At federal tax level, the maximum amount of deductions for further education is CHF 12,000. However, the cantons set the exact amount at their level so the maximum amount varies between the different cantons.
Tip 3: Travel to work by public transport or bicycle? Then it’s deductible!
Looking after the environment reaps rewards! You can deduct up to CHF 3,000 from federal tax for journeys from home to work as long as you travel by public transport, bicycle or moped. Motoring costs are more complicated – they can be deducted in exceptional cases if the distance between work and home is too great. Also, if your home is more than around a kilometre away from the nearest public transport stop, or if you save more than around an hour by using the car, you can deduct motoring costs from tax. The exact times and distances are set at canton level.
Tip 4: Classic tax savings with pillar 3a
Deducting payments to the third pillar is the classic form of tax deduction. But there are things to bear in mind here too. Payments to pillar 3a can be deducted from taxes, but not payments to pillar 3b.
Did you also know that in the case of pillar 3a, investments can be made not only in retirement savings accounts but also in retirement funds? Find out the differences, advantages and disadvantages in our article “The link will open in a new window How to get more from your retirement planning”.
As pillar 3a has an annual inpayment limit of CHF 7,056 (as of 2023), this is the upper limit for deductibility.

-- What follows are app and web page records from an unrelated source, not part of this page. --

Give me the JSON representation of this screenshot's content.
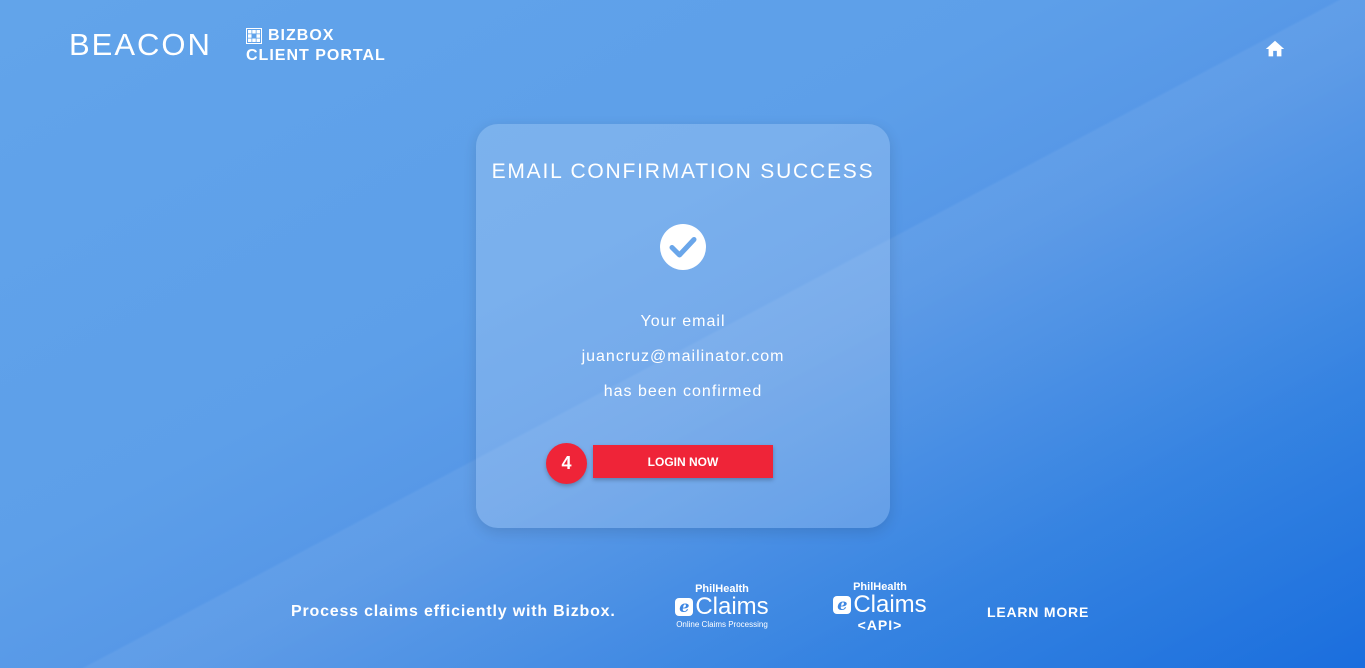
{
  "header": {
    "brand": "BEACON",
    "product_line1": "BIZBOX",
    "product_line2": "CLIENT PORTAL",
    "home_icon": "home-icon"
  },
  "card": {
    "title": "EMAIL CONFIRMATION SUCCESS",
    "icon": "check-circle-icon",
    "line1": "Your email",
    "email": "juancruz@mailinator.com",
    "line3": "has been confirmed",
    "step_badge": "4",
    "login_label": "LOGIN NOW"
  },
  "footer": {
    "tagline": "Process claims efficiently with Bizbox.",
    "eclaims": {
      "top": "PhilHealth",
      "e": "e",
      "name": "Claims",
      "sub": "Online Claims Processing"
    },
    "eclaims_api": {
      "top": "PhilHealth",
      "e": "e",
      "name": "Claims",
      "sub": "<API>"
    },
    "learn_more": "LEARN MORE"
  },
  "colors": {
    "accent_red": "#ef2438",
    "background_blue": "#5d9fe9"
  }
}
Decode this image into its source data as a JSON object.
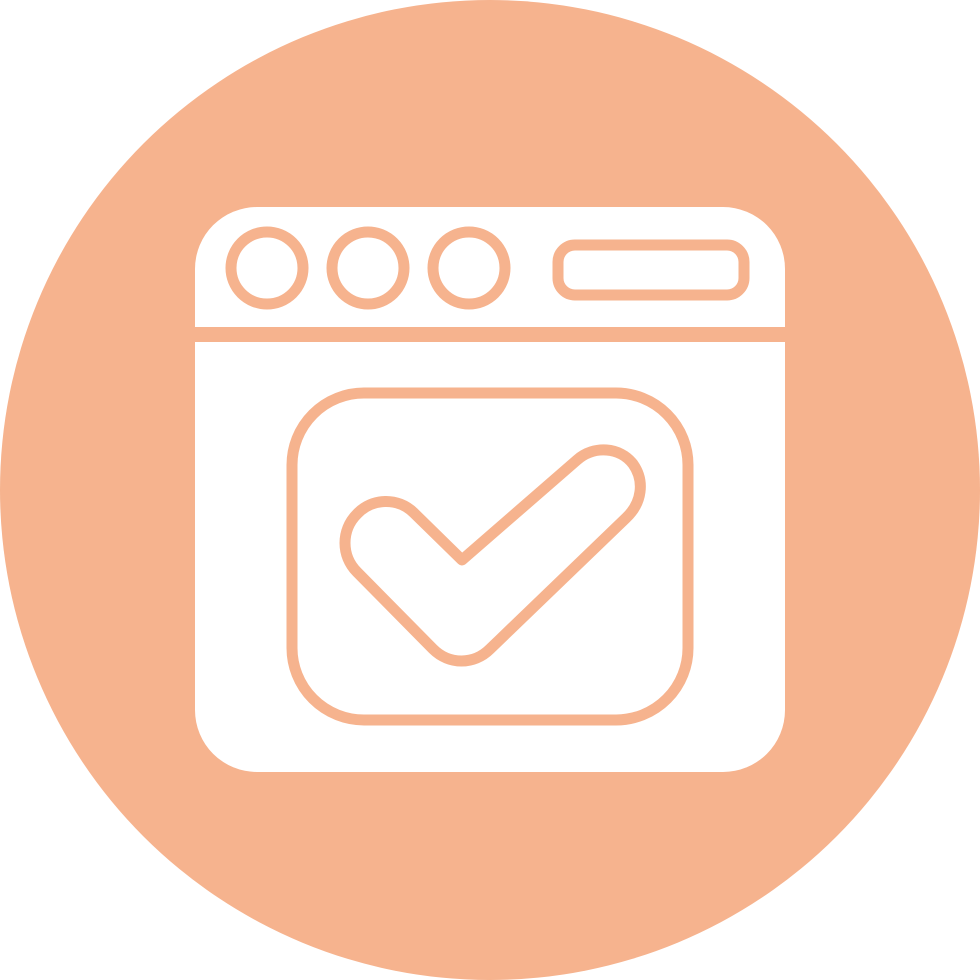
{
  "icon": {
    "name": "browser-window-checkmark-icon",
    "colors": {
      "circle": "#F6B38E",
      "glyph": "#FFFFFF",
      "line": "#F6B38E"
    },
    "parts": [
      "window-control-dot",
      "window-control-dot",
      "window-control-dot",
      "address-bar",
      "checkbox",
      "checkmark"
    ]
  }
}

Please note: if you’re not part of a pension fund because you are self-employed, you can pay in up to CHF 35,280 (as of 2023) or a maximum of 20% of your net income.
Tip 5: Fill the pension gaps and save on tax
It’s not only column 3a that can offer tax savings; pension funds can also provide tax benefits. Payments to the 2nd pillar that exceed the normal inpayments from employers can be deducted from tax. However, as far as payments (or what are known as “purchases”) into the pension fund are concerned, you must not have reached the maximum possible amount for retirement assets, which can be found on your pension fund statement. This means you must provide evidence of a contribution gap. These contribution gaps arise when an income situation changes, e.g. through a salary increase, a long training period, parental breaks, divorce, a change of job or a lengthy period abroad.
Tip 6: Make optimal use of child tax deductions
Do you have children who are minors, unable to work or at the initial stage of education? Then you can make a tax deduction of CHF 6,500 per child, as long as they live in the same household and you are primarily responsible for their support. So from a tax perspective at least, it is not worth your child in initial education earning more than CHF 18,000 a year.
It’s also worth noting that the deadline for child tax deductions is 31 December of the calendar year. So if your child is born on 31 December, you can make the tax deduction. If your child ceases to meet the requirements before 31 December (e.g. completes initial education before 31 December), you can no longer deduct the CHF 6,500 from your taxes.
Tip 7: Philanthropic tax savings
Confederation and cantons accept deductions of donations to charitable organizations. These donations not only include donations of money but also those in the form of securities, real estate, art or jewellery. At a Confederation level, a maximum of 20% of net income can be deducted from tax and there is a minimum donation of CHF 100. Although most cantons have adopted this regulation, check which conditions apply to you on your canton’s website.